** Task **
Retype the records below exactly. Leave nothing out.

[[ Entries provided, beginning ]]

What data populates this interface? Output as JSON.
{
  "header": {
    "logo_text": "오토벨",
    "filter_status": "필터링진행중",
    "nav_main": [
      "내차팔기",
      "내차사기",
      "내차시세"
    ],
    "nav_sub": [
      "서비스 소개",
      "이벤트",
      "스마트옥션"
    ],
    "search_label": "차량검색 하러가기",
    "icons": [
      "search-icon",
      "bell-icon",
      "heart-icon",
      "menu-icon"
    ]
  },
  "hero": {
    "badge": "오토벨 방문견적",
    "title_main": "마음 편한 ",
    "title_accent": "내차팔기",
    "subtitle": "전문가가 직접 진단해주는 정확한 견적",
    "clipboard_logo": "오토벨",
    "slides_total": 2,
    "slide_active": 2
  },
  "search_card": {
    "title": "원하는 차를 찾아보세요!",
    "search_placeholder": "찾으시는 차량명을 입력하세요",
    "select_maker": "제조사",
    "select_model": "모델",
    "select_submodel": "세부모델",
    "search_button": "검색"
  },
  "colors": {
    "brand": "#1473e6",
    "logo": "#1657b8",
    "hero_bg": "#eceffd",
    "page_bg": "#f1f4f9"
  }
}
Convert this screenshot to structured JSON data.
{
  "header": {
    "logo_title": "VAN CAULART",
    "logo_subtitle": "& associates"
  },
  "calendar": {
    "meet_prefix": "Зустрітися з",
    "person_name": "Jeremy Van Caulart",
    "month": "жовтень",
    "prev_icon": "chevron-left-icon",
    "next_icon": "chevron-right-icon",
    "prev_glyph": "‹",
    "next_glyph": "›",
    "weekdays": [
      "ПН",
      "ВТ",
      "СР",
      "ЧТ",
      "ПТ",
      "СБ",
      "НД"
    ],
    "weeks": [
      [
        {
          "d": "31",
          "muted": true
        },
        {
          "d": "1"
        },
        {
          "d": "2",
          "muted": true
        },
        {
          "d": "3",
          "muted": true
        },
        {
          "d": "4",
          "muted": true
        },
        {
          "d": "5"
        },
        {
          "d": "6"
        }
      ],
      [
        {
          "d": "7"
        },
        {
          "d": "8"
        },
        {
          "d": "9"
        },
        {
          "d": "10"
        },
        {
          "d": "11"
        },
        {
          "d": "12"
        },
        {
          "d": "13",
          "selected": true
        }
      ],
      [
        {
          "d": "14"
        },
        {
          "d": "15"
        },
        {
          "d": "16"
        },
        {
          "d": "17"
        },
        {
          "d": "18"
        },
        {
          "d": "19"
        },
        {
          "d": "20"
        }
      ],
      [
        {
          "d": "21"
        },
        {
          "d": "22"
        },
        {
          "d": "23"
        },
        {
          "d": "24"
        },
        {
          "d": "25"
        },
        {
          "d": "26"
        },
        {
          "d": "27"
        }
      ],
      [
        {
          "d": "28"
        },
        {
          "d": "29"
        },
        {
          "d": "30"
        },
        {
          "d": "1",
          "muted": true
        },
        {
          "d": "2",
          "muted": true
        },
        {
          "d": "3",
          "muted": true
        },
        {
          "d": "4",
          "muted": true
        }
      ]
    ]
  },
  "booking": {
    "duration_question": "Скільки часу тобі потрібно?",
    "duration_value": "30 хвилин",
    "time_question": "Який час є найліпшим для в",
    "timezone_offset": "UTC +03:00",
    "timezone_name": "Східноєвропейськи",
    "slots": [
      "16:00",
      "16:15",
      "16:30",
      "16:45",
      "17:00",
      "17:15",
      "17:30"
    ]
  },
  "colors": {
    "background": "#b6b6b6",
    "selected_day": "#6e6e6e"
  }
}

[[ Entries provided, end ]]

** Expected answer **
What data populates this interface? Output as JSON.
{
  "header": {
    "logo_text": "오토벨",
    "filter_status": "필터링진행중",
    "nav_main": [
      "내차팔기",
      "내차사기",
      "내차시세"
    ],
    "nav_sub": [
      "서비스 소개",
      "이벤트",
      "스마트옥션"
    ],
    "search_label": "차량검색 하러가기",
    "icons": [
      "search-icon",
      "bell-icon",
      "heart-icon",
      "menu-icon"
    ]
  },
  "hero": {
    "badge": "오토벨 방문견적",
    "title_main": "마음 편한 ",
    "title_accent": "내차팔기",
    "subtitle": "전문가가 직접 진단해주는 정확한 견적",
    "clipboard_logo": "오토벨",
    "slides_total": 2,
    "slide_active": 2
  },
  "search_card": {
    "title": "원하는 차를 찾아보세요!",
    "search_placeholder": "찾으시는 차량명을 입력하세요",
    "select_maker": "제조사",
    "select_model": "모델",
    "select_submodel": "세부모델",
    "search_button": "검색"
  },
  "colors": {
    "brand": "#1473e6",
    "logo": "#1657b8",
    "hero_bg": "#eceffd",
    "page_bg": "#f1f4f9"
  }
}
Convert this screenshot to structured JSON data.
{
  "header": {
    "logo_title": "VAN CAULART",
    "logo_subtitle": "& associates"
  },
  "calendar": {
    "meet_prefix": "Зустрітися з",
    "person_name": "Jeremy Van Caulart",
    "month": "жовтень",
    "prev_icon": "chevron-left-icon",
    "next_icon": "chevron-right-icon",
    "prev_glyph": "‹",
    "next_glyph": "›",
    "weekdays": [
      "ПН",
      "ВТ",
      "СР",
      "ЧТ",
      "ПТ",
      "СБ",
      "НД"
    ],
    "weeks": [
      [
        {
          "d": "31",
          "muted": true
        },
        {
          "d": "1"
        },
        {
          "d": "2",
          "muted": true
        },
        {
          "d": "3",
          "muted": true
        },
        {
          "d": "4",
          "muted": true
        },
        {
          "d": "5"
        },
        {
          "d": "6"
        }
      ],
      [
        {
          "d": "7"
        },
        {
          "d": "8"
        },
        {
          "d": "9"
        },
        {
          "d": "10"
        },
        {
          "d": "11"
        },
        {
          "d": "12"
        },
        {
          "d": "13",
          "selected": true
        }
      ],
      [
        {
          "d": "14"
        },
        {
          "d": "15"
        },
        {
          "d": "16"
        },
        {
          "d": "17"
        },
        {
          "d": "18"
        },
        {
          "d": "19"
        },
        {
          "d": "20"
        }
      ],
      [
        {
          "d": "21"
        },
        {
          "d": "22"
        },
        {
          "d": "23"
        },
        {
          "d": "24"
        },
        {
          "d": "25"
        },
        {
          "d": "26"
        },
        {
          "d": "27"
        }
      ],
      [
        {
          "d": "28"
        },
        {
          "d": "29"
        },
        {
          "d": "30"
        },
        {
          "d": "1",
          "muted": true
        },
        {
          "d": "2",
          "muted": true
        },
        {
          "d": "3",
          "muted": true
        },
        {
          "d": "4",
          "muted": true
        }
      ]
    ]
  },
  "booking": {
    "duration_question": "Скільки часу тобі потрібно?",
    "duration_value": "30 хвилин",
    "time_question": "Який час є найліпшим для в",
    "timezone_offset": "UTC +03:00",
    "timezone_name": "Східноєвропейськи",
    "slots": [
      "16:00",
      "16:15",
      "16:30",
      "16:45",
      "17:00",
      "17:15",
      "17:30"
    ]
  },
  "colors": {
    "background": "#b6b6b6",
    "selected_day": "#6e6e6e"
  }
}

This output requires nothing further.